try the BML Reference folderSo the BML command [image:2;320,240;right] will insert the image with id=2 (which id can be found on the image view page), at a maximum size of 240x240, and to the right of the text it is typed before.

In the example above, the BML was typed at the beginning of the paragraph (before "So the BML command..."). The command was translated as

alt='image: Image Title'
title='Image Title'
I think most people will find that BML is somewhat simpler to type than HTML.

Inserting Hyperlinks to other pages
To insert a plain, old-fashioned link to another webpage, use the link command:[link:;optional text of link] which will make a link like this: optional text of link.

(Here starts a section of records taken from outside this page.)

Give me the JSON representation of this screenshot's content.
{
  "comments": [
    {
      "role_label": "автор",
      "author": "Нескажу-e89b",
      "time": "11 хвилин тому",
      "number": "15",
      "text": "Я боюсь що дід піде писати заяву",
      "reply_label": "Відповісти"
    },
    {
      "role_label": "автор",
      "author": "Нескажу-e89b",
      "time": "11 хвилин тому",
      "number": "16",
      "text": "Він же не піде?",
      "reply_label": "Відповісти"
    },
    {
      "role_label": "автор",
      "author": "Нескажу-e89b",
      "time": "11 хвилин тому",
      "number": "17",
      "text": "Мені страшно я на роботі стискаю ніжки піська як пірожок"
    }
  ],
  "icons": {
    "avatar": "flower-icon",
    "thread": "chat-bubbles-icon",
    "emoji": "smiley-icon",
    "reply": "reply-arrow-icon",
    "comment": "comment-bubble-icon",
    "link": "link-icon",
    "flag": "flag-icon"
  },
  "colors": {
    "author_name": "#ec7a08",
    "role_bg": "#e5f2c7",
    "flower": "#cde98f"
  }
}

If you leave out the optional text, the URL will be used, like this:

To link to a document or folder in the same berylium site, use a document or folder command:[document:id;optional text for link].

If you leave out the optional text in this command, the document title becomes the link. Here's an example of a link to document:3, which is the "Welcome" document: Hello There!.

Other BML Tricks
BML is used in berylium to insert some other special characters and formatting, as well. One example is the use of [copy:] to insert a copyright symbol (©). There are also power-user tags, such as the [code:][/code:] tag pair, which can be used to surround pre-formmatted text.

Finally, if you just plain want to put brackets around something, you can usually do so with no problems. However, if the text you bracket contains a colon (:), you may need to use the [bracket:text to be bracketed] command.

BML can be nested.
You can usually put bml commands inside of other bml commands and expect them to work right, although it's best to keep in mind that objects you insert (such as images) probably have their own links and font formatting. As a simple example,
[bold:Some things are bold [italic:and italic]!] will work just like you'd expect it to: Some things are bold and italic!

BML is expandable
And because BML is translated "on-the-fly", site administrators can fine-tune it as necessary. You can even say that when viewing a page as text, *bold looks like this*; and in HTML, bold looks like this.

Learning BML
Armed as you are with a general understanding of the concepts on this page, I now direct you to the folder, which has a detailed description of all the BML commands. (Although it's currently under construction so not really. -cs)

By Chris Snyder on July 8, 2002 at 5:39pm

jump to top